About this task:
A complete and exact copy of the entries below is the expected result.

Entries taken from a collection
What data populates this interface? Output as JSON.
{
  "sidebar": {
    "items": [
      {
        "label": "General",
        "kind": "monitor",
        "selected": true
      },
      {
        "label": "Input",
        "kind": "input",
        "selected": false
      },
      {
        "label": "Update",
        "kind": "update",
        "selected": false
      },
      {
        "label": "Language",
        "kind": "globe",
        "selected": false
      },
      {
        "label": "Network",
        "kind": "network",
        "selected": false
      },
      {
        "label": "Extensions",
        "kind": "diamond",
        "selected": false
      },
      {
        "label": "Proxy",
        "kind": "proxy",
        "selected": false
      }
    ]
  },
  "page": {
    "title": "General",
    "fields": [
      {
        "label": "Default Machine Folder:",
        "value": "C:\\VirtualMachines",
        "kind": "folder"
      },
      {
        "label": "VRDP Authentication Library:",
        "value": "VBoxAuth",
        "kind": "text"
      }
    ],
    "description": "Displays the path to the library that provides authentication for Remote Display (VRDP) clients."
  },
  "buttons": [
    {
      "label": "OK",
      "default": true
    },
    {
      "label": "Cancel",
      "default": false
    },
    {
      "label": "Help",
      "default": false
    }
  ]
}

Your response:
What data populates this interface? Output as JSON.
{
  "sidebar": {
    "items": [
      {
        "label": "General",
        "kind": "monitor",
        "selected": true
      },
      {
        "label": "Input",
        "kind": "input",
        "selected": false
      },
      {
        "label": "Update",
        "kind": "update",
        "selected": false
      },
      {
        "label": "Language",
        "kind": "globe",
        "selected": false
      },
      {
        "label": "Network",
        "kind": "network",
        "selected": false
      },
      {
        "label": "Extensions",
        "kind": "diamond",
        "selected": false
      },
      {
        "label": "Proxy",
        "kind": "proxy",
        "selected": false
      }
    ]
  },
  "page": {
    "title": "General",
    "fields": [
      {
        "label": "Default Machine Folder:",
        "value": "C:\\VirtualMachines",
        "kind": "folder"
      },
      {
        "label": "VRDP Authentication Library:",
        "value": "VBoxAuth",
        "kind": "text"
      }
    ],
    "description": "Displays the path to the library that provides authentication for Remote Display (VRDP) clients."
  },
  "buttons": [
    {
      "label": "OK",
      "default": true
    },
    {
      "label": "Cancel",
      "default": false
    },
    {
      "label": "Help",
      "default": false
    }
  ]
}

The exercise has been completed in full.